> _Work request_: Every entry in this listing should be written out exactly.
---------------
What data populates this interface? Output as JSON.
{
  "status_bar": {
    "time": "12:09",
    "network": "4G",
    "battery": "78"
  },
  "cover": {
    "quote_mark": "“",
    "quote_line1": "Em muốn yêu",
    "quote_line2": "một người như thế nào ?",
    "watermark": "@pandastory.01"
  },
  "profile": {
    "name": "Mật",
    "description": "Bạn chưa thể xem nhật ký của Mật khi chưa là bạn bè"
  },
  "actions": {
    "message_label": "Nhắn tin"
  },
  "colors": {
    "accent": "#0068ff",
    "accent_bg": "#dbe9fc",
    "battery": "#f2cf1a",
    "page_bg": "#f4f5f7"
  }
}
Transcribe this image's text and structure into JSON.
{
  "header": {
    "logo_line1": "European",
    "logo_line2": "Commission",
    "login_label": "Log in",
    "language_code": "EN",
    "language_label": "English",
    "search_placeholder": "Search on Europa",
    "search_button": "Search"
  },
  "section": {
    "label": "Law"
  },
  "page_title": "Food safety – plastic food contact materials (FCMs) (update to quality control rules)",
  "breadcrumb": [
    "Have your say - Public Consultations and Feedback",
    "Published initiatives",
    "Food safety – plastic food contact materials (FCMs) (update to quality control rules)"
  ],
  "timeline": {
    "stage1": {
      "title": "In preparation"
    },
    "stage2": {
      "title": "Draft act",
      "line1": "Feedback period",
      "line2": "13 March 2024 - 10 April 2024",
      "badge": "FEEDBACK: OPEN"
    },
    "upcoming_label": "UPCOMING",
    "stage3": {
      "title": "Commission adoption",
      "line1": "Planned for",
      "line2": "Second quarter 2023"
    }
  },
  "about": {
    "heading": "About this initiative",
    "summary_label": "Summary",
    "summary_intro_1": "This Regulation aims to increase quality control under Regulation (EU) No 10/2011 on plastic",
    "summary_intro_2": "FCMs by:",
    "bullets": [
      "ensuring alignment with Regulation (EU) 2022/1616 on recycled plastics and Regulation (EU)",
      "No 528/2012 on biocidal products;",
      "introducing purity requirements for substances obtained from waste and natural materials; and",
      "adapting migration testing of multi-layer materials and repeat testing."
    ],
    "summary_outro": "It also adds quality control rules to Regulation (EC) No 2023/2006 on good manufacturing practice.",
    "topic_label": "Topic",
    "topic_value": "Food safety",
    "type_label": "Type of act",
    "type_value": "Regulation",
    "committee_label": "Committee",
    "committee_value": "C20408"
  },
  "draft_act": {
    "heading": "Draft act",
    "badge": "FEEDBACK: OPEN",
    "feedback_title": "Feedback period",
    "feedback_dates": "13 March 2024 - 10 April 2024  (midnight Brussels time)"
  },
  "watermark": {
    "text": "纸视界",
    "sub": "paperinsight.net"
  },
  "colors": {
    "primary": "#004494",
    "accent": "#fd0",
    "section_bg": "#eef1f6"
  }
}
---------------
> _Response box_:
What data populates this interface? Output as JSON.
{
  "status_bar": {
    "time": "12:09",
    "network": "4G",
    "battery": "78"
  },
  "cover": {
    "quote_mark": "“",
    "quote_line1": "Em muốn yêu",
    "quote_line2": "một người như thế nào ?",
    "watermark": "@pandastory.01"
  },
  "profile": {
    "name": "Mật",
    "description": "Bạn chưa thể xem nhật ký của Mật khi chưa là bạn bè"
  },
  "actions": {
    "message_label": "Nhắn tin"
  },
  "colors": {
    "accent": "#0068ff",
    "accent_bg": "#dbe9fc",
    "battery": "#f2cf1a",
    "page_bg": "#f4f5f7"
  }
}
Transcribe this image's text and structure into JSON.
{
  "header": {
    "logo_line1": "European",
    "logo_line2": "Commission",
    "login_label": "Log in",
    "language_code": "EN",
    "language_label": "English",
    "search_placeholder": "Search on Europa",
    "search_button": "Search"
  },
  "section": {
    "label": "Law"
  },
  "page_title": "Food safety – plastic food contact materials (FCMs) (update to quality control rules)",
  "breadcrumb": [
    "Have your say - Public Consultations and Feedback",
    "Published initiatives",
    "Food safety – plastic food contact materials (FCMs) (update to quality control rules)"
  ],
  "timeline": {
    "stage1": {
      "title": "In preparation"
    },
    "stage2": {
      "title": "Draft act",
      "line1": "Feedback period",
      "line2": "13 March 2024 - 10 April 2024",
      "badge": "FEEDBACK: OPEN"
    },
    "upcoming_label": "UPCOMING",
    "stage3": {
      "title": "Commission adoption",
      "line1": "Planned for",
      "line2": "Second quarter 2023"
    }
  },
  "about": {
    "heading": "About this initiative",
    "summary_label": "Summary",
    "summary_intro_1": "This Regulation aims to increase quality control under Regulation (EU) No 10/2011 on plastic",
    "summary_intro_2": "FCMs by:",
    "bullets": [
      "ensuring alignment with Regulation (EU) 2022/1616 on recycled plastics and Regulation (EU)",
      "No 528/2012 on biocidal products;",
      "introducing purity requirements for substances obtained from waste and natural materials; and",
      "adapting migration testing of multi-layer materials and repeat testing."
    ],
    "summary_outro": "It also adds quality control rules to Regulation (EC) No 2023/2006 on good manufacturing practice.",
    "topic_label": "Topic",
    "topic_value": "Food safety",
    "type_label": "Type of act",
    "type_value": "Regulation",
    "committee_label": "Committee",
    "committee_value": "C20408"
  },
  "draft_act": {
    "heading": "Draft act",
    "badge": "FEEDBACK: OPEN",
    "feedback_title": "Feedback period",
    "feedback_dates": "13 March 2024 - 10 April 2024  (midnight Brussels time)"
  },
  "watermark": {
    "text": "纸视界",
    "sub": "paperinsight.net"
  },
  "colors": {
    "primary": "#004494",
    "accent": "#fd0",
    "section_bg": "#eef1f6"
  }
}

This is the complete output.